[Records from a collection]
□ □ □

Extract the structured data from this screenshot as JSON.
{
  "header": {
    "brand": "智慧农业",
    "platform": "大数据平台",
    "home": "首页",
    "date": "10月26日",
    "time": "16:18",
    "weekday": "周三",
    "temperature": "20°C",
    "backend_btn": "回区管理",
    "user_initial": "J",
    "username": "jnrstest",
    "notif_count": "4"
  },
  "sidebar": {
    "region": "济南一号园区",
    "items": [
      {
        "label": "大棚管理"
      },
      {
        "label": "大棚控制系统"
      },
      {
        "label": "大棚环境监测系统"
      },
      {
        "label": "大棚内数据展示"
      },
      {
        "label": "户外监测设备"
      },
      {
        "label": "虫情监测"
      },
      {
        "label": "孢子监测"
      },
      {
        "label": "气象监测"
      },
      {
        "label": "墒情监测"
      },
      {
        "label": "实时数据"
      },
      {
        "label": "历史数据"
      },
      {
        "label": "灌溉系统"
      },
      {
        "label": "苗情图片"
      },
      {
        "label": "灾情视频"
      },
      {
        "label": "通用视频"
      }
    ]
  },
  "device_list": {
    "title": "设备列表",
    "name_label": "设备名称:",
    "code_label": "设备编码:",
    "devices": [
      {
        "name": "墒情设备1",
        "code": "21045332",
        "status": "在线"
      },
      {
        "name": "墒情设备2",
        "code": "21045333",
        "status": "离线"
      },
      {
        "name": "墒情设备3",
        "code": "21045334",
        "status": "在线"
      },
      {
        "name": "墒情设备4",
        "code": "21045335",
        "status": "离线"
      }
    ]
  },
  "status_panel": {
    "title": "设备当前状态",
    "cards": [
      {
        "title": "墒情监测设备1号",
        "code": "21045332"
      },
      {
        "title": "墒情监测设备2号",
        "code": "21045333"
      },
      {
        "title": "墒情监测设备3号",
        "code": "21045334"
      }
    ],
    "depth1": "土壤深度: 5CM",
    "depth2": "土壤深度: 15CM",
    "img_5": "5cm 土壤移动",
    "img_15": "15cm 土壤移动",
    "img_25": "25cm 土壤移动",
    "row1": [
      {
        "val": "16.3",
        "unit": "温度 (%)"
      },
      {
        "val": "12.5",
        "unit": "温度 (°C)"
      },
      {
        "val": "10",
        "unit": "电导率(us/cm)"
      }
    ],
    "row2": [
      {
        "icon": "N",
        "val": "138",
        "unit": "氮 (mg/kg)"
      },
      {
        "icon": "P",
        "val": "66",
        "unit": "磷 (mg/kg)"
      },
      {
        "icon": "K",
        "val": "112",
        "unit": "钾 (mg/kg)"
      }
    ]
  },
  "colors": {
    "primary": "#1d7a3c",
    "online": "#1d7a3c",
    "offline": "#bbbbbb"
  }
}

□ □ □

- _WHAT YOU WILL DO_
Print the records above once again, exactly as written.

- _WRITTEN SOLUTION_
Extract the structured data from this screenshot as JSON.
{
  "header": {
    "brand": "智慧农业",
    "platform": "大数据平台",
    "home": "首页",
    "date": "10月26日",
    "time": "16:18",
    "weekday": "周三",
    "temperature": "20°C",
    "backend_btn": "回区管理",
    "user_initial": "J",
    "username": "jnrstest",
    "notif_count": "4"
  },
  "sidebar": {
    "region": "济南一号园区",
    "items": [
      {
        "label": "大棚管理"
      },
      {
        "label": "大棚控制系统"
      },
      {
        "label": "大棚环境监测系统"
      },
      {
        "label": "大棚内数据展示"
      },
      {
        "label": "户外监测设备"
      },
      {
        "label": "虫情监测"
      },
      {
        "label": "孢子监测"
      },
      {
        "label": "气象监测"
      },
      {
        "label": "墒情监测"
      },
      {
        "label": "实时数据"
      },
      {
        "label": "历史数据"
      },
      {
        "label": "灌溉系统"
      },
      {
        "label": "苗情图片"
      },
      {
        "label": "灾情视频"
      },
      {
        "label": "通用视频"
      }
    ]
  },
  "device_list": {
    "title": "设备列表",
    "name_label": "设备名称:",
    "code_label": "设备编码:",
    "devices": [
      {
        "name": "墒情设备1",
        "code": "21045332",
        "status": "在线"
      },
      {
        "name": "墒情设备2",
        "code": "21045333",
        "status": "离线"
      },
      {
        "name": "墒情设备3",
        "code": "21045334",
        "status": "在线"
      },
      {
        "name": "墒情设备4",
        "code": "21045335",
        "status": "离线"
      }
    ]
  },
  "status_panel": {
    "title": "设备当前状态",
    "cards": [
      {
        "title": "墒情监测设备1号",
        "code": "21045332"
      },
      {
        "title": "墒情监测设备2号",
        "code": "21045333"
      },
      {
        "title": "墒情监测设备3号",
        "code": "21045334"
      }
    ],
    "depth1": "土壤深度: 5CM",
    "depth2": "土壤深度: 15CM",
    "img_5": "5cm 土壤移动",
    "img_15": "15cm 土壤移动",
    "img_25": "25cm 土壤移动",
    "row1": [
      {
        "val": "16.3",
        "unit": "温度 (%)"
      },
      {
        "val": "12.5",
        "unit": "温度 (°C)"
      },
      {
        "val": "10",
        "unit": "电导率(us/cm)"
      }
    ],
    "row2": [
      {
        "icon": "N",
        "val": "138",
        "unit": "氮 (mg/kg)"
      },
      {
        "icon": "P",
        "val": "66",
        "unit": "磷 (mg/kg)"
      },
      {
        "icon": "K",
        "val": "112",
        "unit": "钾 (mg/kg)"
      }
    ]
  },
  "colors": {
    "primary": "#1d7a3c",
    "online": "#1d7a3c",
    "offline": "#bbbbbb"
  }
}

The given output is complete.